See if you can figure out who owns a specific lot or farm and get in touch to ask them if they’ll grant permission for you to include some of their land in your pollinator pathway. They might even offer to help! Depending on the pollinator habitats you’d like to connect, this could be an amazing neighborhood project. Go ahead and get to know your neighbors! Teach them about pollinator pathways and ask which of them might be willing to create a pollinator garden in their yard.
Step 5: Get planning (and planting).
Once you have a pathway mapped out—and permission for creating pollinator pit stops in the locations you chose—you can plan out what you’d like in each spot. At some spots, all you may need to do is maintenance. If you’ve located a spot that already has pollinator-friendly plants, you might be able to get permission to fence off a portion of it so that it stays unmowed, or to install a sign letting others know that the land is part of a pollinator pathway.
You can check on spots like this occasionally, if you’ve gotten permission to do so, to remove any invasive plants that may have started to grow.
If you need help paying for native plants, fencing, or signs, start with your community. See if your city, county, or state offers grants for small projects like yours that would help with your expenses. Ask local nurseries or hardware stores if they would be willing to donate plants or other materials.

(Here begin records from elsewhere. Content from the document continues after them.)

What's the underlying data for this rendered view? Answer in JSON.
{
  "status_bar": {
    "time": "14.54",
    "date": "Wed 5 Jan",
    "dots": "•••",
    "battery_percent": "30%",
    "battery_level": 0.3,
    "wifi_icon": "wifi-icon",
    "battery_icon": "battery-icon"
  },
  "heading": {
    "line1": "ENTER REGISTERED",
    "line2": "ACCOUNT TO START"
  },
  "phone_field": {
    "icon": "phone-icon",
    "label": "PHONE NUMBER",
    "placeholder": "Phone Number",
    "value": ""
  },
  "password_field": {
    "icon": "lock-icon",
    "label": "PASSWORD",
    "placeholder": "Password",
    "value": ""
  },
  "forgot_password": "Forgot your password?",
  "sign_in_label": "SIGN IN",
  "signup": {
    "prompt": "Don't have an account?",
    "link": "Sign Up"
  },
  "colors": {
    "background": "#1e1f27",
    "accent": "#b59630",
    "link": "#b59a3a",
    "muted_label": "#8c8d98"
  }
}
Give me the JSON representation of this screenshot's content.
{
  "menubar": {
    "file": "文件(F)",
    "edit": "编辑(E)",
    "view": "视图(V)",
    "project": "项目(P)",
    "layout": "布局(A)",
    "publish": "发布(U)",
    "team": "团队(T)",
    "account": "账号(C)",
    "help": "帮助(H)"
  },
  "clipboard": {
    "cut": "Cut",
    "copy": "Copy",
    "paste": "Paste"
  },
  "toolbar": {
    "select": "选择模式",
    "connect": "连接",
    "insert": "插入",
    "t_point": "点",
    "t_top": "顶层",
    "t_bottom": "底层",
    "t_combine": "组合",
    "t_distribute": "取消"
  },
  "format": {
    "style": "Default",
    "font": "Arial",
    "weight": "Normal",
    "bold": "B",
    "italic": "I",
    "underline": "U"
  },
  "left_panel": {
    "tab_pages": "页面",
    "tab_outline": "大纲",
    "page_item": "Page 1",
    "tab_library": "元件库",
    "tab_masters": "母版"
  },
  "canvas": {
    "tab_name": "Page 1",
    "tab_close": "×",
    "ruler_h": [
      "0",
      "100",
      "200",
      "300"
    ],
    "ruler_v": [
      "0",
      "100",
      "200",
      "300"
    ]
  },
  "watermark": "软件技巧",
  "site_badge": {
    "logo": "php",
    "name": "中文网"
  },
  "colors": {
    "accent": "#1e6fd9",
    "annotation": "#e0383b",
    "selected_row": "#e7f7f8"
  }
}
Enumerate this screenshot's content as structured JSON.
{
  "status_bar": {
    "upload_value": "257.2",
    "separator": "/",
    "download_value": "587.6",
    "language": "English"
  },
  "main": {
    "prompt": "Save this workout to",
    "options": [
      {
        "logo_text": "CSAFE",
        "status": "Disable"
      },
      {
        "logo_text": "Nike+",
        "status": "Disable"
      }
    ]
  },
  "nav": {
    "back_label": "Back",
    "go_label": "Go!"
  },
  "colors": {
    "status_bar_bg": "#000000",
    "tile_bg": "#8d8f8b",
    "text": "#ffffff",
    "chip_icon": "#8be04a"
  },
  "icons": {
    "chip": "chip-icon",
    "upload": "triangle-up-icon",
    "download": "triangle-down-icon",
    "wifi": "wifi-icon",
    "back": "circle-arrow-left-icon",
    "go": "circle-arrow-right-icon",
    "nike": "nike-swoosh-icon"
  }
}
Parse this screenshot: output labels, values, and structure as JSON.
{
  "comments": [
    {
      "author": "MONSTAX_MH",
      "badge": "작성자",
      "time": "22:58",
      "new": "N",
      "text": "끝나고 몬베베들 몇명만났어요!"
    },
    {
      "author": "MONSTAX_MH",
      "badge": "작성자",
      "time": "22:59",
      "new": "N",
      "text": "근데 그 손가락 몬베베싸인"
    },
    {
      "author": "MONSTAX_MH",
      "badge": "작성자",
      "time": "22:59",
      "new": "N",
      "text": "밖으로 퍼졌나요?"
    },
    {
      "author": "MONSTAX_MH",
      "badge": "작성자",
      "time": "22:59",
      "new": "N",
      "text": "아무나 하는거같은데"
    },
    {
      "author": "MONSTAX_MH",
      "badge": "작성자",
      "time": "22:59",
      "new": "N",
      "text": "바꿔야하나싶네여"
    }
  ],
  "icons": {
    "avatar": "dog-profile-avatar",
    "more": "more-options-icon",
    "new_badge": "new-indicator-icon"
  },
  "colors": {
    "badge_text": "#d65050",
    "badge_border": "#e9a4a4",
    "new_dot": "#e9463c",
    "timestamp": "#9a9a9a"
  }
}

Some neighbors who can’t or don’t want to put pollinator-friendly gardens in their own yards might donate some money to help you purchase plants.
And don’t discount the power of crowdfunding—post about your project in local Facebook groups and you might find more offers of help and financing than you expect.
When you have gathered all the plants and other materials you need, you can start planting and getting your pollinator pathway going.